Your objective:
From the records that follow, copy every line in which "content" appears.

Provided data:
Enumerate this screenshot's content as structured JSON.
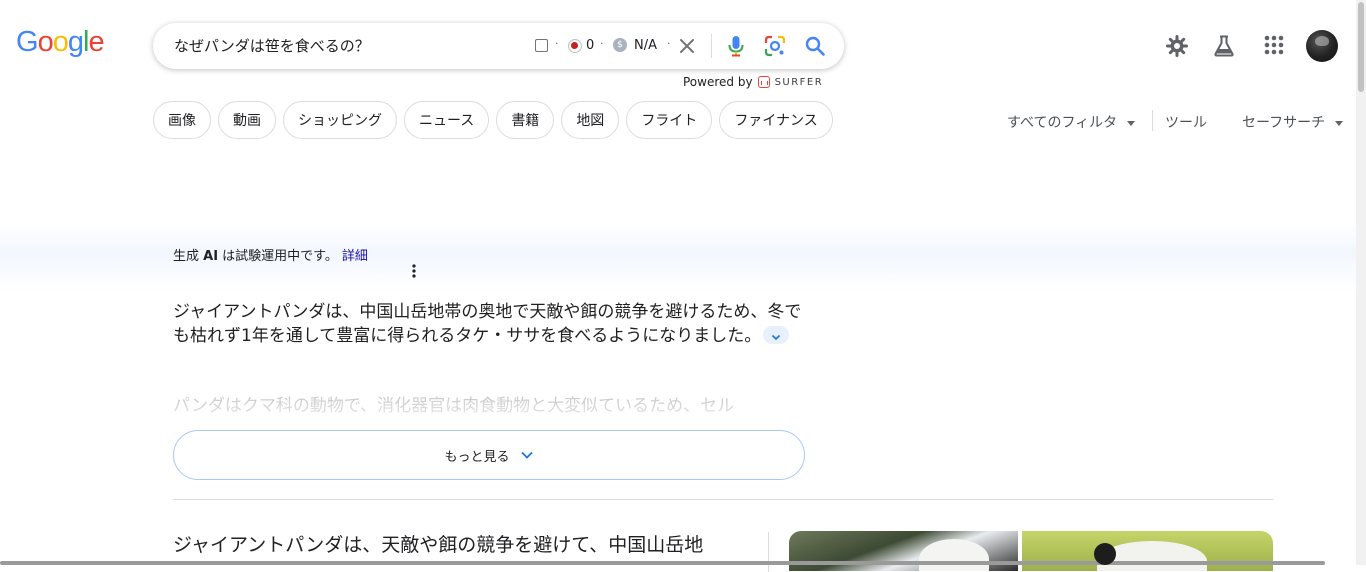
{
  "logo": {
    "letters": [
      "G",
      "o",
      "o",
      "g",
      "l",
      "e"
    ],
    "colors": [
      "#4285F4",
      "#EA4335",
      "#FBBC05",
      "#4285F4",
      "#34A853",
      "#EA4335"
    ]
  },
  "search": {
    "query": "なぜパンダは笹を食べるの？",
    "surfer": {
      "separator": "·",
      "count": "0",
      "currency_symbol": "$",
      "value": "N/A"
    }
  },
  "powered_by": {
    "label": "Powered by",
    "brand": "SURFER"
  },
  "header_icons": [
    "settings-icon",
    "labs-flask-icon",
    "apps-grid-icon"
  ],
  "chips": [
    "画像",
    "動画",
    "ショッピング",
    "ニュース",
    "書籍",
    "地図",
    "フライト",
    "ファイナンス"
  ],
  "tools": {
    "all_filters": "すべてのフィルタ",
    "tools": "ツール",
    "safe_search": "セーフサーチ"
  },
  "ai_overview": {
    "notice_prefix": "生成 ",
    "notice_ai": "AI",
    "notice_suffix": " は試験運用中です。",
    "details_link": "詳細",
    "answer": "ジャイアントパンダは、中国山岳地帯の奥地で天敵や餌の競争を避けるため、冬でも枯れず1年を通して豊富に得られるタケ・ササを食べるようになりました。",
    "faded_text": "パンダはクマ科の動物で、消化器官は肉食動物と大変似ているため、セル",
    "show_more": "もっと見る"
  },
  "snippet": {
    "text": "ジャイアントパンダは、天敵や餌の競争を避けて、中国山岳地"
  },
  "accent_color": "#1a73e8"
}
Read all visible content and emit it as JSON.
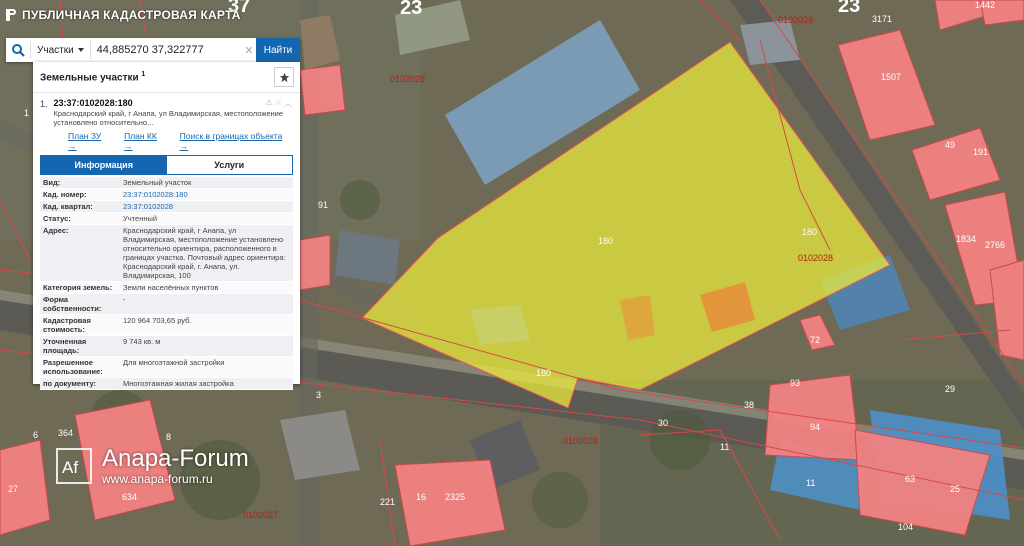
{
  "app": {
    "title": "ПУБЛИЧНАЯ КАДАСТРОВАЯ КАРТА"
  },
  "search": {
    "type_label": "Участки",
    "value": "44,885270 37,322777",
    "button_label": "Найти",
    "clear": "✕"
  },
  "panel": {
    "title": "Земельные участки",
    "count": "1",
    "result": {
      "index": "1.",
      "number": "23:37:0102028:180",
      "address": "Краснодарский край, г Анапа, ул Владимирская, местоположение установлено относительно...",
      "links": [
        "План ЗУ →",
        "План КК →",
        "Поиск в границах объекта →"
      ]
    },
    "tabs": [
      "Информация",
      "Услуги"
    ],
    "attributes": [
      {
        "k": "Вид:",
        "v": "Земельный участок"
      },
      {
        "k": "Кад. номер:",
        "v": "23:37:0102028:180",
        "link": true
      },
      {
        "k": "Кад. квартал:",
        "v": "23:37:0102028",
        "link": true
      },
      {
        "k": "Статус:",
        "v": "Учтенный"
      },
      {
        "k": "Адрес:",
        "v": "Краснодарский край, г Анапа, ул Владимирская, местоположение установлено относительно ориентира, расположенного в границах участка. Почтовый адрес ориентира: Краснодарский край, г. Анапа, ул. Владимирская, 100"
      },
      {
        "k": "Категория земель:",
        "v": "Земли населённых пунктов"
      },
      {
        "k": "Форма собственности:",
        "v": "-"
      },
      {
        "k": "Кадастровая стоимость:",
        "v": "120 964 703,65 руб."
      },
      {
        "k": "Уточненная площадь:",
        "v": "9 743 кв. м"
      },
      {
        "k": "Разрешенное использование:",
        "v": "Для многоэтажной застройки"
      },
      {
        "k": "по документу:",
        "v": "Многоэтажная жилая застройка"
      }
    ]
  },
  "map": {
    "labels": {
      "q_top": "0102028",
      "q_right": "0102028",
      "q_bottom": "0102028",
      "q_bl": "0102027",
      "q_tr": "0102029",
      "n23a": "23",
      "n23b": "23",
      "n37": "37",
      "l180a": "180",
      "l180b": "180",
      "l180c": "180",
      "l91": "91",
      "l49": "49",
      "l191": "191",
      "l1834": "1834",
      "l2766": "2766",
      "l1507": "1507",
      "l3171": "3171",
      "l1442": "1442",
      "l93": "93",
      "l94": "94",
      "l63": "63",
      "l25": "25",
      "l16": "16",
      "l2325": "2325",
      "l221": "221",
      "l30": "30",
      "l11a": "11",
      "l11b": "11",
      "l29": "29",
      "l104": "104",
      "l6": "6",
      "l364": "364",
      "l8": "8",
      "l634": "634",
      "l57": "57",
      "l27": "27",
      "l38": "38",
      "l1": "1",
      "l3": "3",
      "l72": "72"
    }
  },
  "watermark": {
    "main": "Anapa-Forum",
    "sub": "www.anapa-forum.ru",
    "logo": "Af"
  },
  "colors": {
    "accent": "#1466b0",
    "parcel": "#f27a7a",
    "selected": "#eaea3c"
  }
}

Solution below:
Enumerate this screenshot's content as structured JSON.
Read all visible content and emit it as JSON.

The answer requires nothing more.